College women's sexual victimization & my dissertation's nod to intersectionality
Today, I am using this space to post some never-published findings from the year 2003. Amazingly, that was almost fifteen years ago.
Thankfully, we have come a long way with data visualization and reporting since then, as the teal green PowerPoint slide shown above is one of twenty pages that I printed, cut out (with scissors), and tacked to corkboard for what passed as a poster presentation at yesteryear's conferences.
Here's what took me to the archives. Earlier this month, while working on a peer review of a research report that had been submitted for possible publication in an academic journal, I found myself revisiting the topic of my dissertation: the sexual revictimization of women.
In a nutshell, revictimization refers to the finding that women who report a history of sexual victimization are two to three more times more likely to report subsequent victimization than women with no history of sexual victimization.
Life's not fair. It makes me nuts.
The revictimization phenomenon is robust, with many researchers replicating the pattern of results in multiple studies over a period of years and across many different settings.
The current-day paper that I was reviewing was so similar to my ancient-history dissertation work that I ended up spending several hours re-reading my previous writing on this topic. In the last two sentences of the paper I was reviewing, the 2017 author(s) called for "future research that includes more diverse samples." A sample, perhaps, like my past research.

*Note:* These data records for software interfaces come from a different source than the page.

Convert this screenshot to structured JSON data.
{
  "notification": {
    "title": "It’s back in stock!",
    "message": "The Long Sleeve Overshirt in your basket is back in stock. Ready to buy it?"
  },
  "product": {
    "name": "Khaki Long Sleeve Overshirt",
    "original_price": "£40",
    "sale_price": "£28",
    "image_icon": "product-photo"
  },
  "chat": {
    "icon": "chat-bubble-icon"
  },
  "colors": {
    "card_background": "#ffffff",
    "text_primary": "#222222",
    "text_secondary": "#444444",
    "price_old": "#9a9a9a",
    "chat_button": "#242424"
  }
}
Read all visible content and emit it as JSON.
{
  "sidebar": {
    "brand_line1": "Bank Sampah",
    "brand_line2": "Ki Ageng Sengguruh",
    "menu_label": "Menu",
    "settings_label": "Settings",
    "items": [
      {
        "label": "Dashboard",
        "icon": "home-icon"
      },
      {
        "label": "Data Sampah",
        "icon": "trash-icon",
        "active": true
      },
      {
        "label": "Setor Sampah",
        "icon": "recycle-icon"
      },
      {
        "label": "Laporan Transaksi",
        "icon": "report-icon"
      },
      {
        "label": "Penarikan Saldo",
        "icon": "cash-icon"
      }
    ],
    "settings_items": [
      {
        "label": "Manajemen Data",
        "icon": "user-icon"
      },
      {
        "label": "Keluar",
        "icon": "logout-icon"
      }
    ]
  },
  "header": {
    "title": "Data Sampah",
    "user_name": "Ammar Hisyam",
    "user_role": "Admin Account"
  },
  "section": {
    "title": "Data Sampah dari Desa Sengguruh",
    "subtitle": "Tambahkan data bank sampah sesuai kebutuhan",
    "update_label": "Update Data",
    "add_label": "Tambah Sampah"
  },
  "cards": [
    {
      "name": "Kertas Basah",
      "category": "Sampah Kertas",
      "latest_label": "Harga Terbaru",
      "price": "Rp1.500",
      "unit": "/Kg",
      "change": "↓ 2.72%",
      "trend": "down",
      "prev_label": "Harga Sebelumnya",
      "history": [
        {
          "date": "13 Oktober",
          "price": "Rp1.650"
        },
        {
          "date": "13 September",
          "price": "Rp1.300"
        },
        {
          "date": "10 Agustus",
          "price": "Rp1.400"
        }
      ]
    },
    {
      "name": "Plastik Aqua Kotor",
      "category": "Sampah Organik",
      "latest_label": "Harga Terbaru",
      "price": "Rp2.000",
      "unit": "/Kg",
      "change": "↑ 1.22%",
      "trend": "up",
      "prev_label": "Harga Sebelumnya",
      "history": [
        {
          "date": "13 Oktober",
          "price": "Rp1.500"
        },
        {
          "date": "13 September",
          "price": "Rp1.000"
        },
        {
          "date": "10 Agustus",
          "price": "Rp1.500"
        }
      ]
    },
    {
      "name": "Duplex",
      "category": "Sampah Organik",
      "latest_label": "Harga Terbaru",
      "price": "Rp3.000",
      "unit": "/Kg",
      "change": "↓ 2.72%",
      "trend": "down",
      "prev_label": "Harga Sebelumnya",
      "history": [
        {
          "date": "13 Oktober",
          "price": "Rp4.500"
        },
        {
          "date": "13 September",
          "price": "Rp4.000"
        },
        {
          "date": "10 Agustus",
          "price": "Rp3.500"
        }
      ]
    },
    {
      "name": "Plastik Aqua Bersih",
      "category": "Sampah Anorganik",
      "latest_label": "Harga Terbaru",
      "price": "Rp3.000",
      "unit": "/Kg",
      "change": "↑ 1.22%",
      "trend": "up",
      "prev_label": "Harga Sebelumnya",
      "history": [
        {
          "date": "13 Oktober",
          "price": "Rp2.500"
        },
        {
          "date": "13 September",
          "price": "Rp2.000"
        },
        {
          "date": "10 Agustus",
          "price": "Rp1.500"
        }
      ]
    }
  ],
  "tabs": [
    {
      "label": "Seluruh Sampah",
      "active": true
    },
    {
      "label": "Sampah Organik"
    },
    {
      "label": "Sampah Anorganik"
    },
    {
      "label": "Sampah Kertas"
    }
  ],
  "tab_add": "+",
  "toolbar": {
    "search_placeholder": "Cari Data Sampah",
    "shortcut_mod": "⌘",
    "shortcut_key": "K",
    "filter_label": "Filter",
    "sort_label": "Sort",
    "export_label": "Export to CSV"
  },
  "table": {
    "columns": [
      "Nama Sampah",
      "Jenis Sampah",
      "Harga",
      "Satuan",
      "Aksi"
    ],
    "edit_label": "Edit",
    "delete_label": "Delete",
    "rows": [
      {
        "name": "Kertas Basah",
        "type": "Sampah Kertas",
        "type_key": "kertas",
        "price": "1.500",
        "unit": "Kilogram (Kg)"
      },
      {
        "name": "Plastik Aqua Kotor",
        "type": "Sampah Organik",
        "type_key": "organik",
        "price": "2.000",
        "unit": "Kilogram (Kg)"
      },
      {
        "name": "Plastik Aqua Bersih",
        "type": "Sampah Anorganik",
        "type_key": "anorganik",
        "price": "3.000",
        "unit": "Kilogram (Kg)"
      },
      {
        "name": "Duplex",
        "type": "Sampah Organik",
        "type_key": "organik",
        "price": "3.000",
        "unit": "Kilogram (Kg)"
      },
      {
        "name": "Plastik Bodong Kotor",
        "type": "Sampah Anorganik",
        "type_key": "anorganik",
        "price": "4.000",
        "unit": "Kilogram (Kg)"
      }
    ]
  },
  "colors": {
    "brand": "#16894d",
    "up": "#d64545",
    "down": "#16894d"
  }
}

The call stirred a deep-seated regret that, by not working harder to publish my dissertation study, I had squandered a sample of college women that was notable for its ethnic diversity. Of the 506 college women that enrolled in my study and completed surveys, just 31.1% of them identified as European American. And one of the simpler patterns revealed in those data -- merely a "descriptive finding" in my results section -- is that women of different ethnic identities experience different rates of victimization.
In 2005, I presented these findings about ethnicity at the 10th Biennial Conference of the Society for Community Research and Action.
I wanted to share with you, people of the Internet, "my data" that hold me strong to the belief that all forms of oppressions are interconnected such that, for example, racism and ableism and transphobia intersect with sexism to concentrate harm, for example sexual violence, among women with marginalized identities.
Despite the discouraging reality that today's research has not progressed too far from the study I designed in 2002, I remain grateful for today's activists in an increasingly intersectional movement that give hope that yes, prevention is possible; and taking a stand really does matter.